◆ Exercise brief:
Scan the entries below line by line and state how many lines contain the string "appeal", giving only the number.

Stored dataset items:

━━━━━━

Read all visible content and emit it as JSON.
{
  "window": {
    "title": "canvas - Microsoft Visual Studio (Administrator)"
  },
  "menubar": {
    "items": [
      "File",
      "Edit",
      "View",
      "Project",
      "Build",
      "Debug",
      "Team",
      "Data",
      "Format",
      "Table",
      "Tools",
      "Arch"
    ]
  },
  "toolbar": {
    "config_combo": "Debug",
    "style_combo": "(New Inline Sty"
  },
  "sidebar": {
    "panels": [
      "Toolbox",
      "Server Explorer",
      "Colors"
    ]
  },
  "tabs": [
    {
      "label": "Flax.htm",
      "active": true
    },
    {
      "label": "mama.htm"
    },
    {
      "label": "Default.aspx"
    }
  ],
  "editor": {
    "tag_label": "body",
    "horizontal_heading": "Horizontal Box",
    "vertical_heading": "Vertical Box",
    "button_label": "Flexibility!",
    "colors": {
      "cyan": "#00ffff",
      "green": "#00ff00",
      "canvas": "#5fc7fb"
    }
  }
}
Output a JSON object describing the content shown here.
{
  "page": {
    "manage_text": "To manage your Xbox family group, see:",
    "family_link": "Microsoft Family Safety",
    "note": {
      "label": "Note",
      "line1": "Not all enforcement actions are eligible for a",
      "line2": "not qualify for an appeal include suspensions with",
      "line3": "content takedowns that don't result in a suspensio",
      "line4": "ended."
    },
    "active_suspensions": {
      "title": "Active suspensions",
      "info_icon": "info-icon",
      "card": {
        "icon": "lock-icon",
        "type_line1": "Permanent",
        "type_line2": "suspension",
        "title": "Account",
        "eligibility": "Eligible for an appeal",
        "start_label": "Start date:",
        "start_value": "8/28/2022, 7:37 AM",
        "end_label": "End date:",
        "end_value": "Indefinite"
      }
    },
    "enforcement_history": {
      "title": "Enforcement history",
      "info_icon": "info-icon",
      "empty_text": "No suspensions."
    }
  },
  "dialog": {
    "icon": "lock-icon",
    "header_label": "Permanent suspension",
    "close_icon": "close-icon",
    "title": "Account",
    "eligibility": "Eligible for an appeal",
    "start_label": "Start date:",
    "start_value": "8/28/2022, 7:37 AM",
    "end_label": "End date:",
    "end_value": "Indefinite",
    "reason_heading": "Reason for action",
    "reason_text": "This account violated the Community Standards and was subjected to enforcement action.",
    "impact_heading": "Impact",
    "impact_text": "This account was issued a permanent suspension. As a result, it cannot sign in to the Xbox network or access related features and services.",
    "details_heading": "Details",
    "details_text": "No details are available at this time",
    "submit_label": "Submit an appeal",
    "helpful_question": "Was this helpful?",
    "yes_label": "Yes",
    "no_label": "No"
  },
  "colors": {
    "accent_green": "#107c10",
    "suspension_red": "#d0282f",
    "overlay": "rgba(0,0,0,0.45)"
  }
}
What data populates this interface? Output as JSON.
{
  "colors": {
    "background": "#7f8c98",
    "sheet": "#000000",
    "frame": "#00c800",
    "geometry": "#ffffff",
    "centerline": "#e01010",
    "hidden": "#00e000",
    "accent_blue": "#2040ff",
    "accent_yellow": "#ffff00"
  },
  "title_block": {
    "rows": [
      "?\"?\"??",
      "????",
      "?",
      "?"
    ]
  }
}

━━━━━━

◆ Written response:
4